Stem cell research is a controversial subject due in part to the debate over whether embryonic stem cells should be used. Have students facilitate a debate about stem cell research and the use of embryonic and adult stem cells to provide therapies for diseases and injuries.
Create an anticipation guide with questions about the moral, ethical and political issues related to stem cell research, and then have students research the science and politics behind the use of stem cells in medical treatments. Give all students the opportunity to share their projects and opinions with the class or in small groups.
How does this right compare to a person's right to free speech or other similar rights? Why are certain groups and individuals particularly opposed to euthanasia? How is this issue covered in news and entertainment media? Have your students research basic facts about euthanasia and current state and national policies regarding an individual's right to die.
Have them discuss and assess the precedents for a government's right and ability to intervene in personal health decisions and the impact that legalizing euthanasia has had in states and countries where that has been implemented.
Each student can complete the research by writing two persuasive essays, each taking an opposing position on the issue. Seven Songs for a Long Life www. Media Literacy Questions for Analyzing POV Films This list of questions provides a useful starting point for leading rich discussions that challenge students to think critically about documentaries.
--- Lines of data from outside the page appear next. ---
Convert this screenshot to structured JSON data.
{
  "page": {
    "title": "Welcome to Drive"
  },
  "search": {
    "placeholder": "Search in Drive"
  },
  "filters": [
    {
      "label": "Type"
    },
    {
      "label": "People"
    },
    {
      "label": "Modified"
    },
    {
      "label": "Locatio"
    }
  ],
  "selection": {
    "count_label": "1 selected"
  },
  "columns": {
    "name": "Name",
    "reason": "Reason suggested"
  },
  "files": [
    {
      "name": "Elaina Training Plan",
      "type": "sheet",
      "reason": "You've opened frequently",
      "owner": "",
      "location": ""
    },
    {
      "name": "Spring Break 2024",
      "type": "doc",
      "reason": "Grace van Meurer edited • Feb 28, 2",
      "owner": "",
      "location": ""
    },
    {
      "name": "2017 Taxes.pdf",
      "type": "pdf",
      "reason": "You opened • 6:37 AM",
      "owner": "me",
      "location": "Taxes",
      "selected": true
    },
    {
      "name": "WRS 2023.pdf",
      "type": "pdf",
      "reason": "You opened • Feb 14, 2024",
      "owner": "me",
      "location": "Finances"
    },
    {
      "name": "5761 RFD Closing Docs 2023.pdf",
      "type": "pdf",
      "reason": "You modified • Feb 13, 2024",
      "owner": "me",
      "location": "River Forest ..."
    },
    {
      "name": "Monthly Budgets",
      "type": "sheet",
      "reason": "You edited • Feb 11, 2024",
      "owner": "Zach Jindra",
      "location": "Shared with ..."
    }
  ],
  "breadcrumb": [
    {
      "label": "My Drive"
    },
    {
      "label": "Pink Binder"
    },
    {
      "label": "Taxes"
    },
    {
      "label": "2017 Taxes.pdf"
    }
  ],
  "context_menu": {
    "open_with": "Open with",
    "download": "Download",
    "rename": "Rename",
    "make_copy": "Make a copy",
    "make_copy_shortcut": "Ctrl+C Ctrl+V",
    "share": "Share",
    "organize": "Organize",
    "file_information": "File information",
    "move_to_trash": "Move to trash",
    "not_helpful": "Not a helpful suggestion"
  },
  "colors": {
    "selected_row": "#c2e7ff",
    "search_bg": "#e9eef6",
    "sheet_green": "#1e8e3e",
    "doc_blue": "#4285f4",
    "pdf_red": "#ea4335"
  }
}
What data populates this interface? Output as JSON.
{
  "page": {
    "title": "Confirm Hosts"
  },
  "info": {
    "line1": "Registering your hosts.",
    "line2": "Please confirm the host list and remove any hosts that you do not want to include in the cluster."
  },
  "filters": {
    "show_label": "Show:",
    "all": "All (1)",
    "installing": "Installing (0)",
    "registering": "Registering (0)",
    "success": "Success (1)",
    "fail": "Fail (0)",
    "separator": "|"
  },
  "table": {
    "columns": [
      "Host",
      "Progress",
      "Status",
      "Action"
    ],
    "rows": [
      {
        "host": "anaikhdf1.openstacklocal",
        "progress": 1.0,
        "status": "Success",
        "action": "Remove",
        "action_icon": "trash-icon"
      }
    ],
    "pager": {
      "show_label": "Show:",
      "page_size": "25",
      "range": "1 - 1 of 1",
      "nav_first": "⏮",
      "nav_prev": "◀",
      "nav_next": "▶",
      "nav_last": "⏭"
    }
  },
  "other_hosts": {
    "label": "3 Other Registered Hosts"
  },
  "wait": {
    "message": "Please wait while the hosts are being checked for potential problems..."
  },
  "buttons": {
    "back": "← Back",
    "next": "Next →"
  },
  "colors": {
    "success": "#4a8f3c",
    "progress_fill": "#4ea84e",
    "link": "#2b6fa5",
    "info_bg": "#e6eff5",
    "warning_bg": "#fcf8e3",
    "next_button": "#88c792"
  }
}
Seven Songs for a Long Life Delve Deeper Reading List This list of fiction and nonfiction books provides a range of perspectives on the issues raised by the film. Spence and wrote a book with her. October 28, at Grumply renting a house on 43 Old Cemetery Road. Spence, and to top that off there is also a little boy named Seymour Hope.Dying To Meet You - She's Only Sixteen
October 28, at 9: I loved how at the end everybody was happy at the end and lived happily ever after without the Hopes. Spence haunted the house with her good friend Seymour Hope and her cat Shadow. One day a very Grumpy man named I. B Grumply rented the house for the summer to work on his book.
Grumply was having a very hard time right the 13th book of the Ghost Tamers Series. Finally Olive C Spence helps him and they finish the book.
Grumply wrote it, Olive reviewed itand Semyour Illustrated it. They made lots of money and lived happily ever after. Along with Seymour Hope and his cat Shadow. Grumply rents the house for the summer. Little does he know it is haunted. Slamming doors are interrupting his work. Is the house really and truly haunted? Read more to find out! DTMY is about a famous author, Mr. Grumply, that moves into a haunted mansion.
At the end they all become friends and they live there without any troubles. October 28, at 8: I think the author should add a page at the end of the book that answers some of our questions. Dying to Meet You is a very good book.
Grumply goes to Spence Mansion in hopes of writing his 13th book, he is surprised to find he has a roommate, Seymour Hope, and his cat, Shadow.
43 Old Cemetery Road #1: Dying to Meet You - Kids' Blog Kids' Blog
Spence, ghost and failed writer teams up with Mr. Grumply through the event of a falling chandelier. Unfortunately, he runs Olive off. Can he and Seymour get her back?
Grumply is a writer with a bad case of writers block who rented a old house for the summer. He hopes to be able to write the 13th book in the Ghost Tamer series. Unfortunately the house is already occupied by Seymour Hope and a ghost named Olive C. Grumply refuses to believe that a ghost lives in the house yet he keeps seeing strange things happen.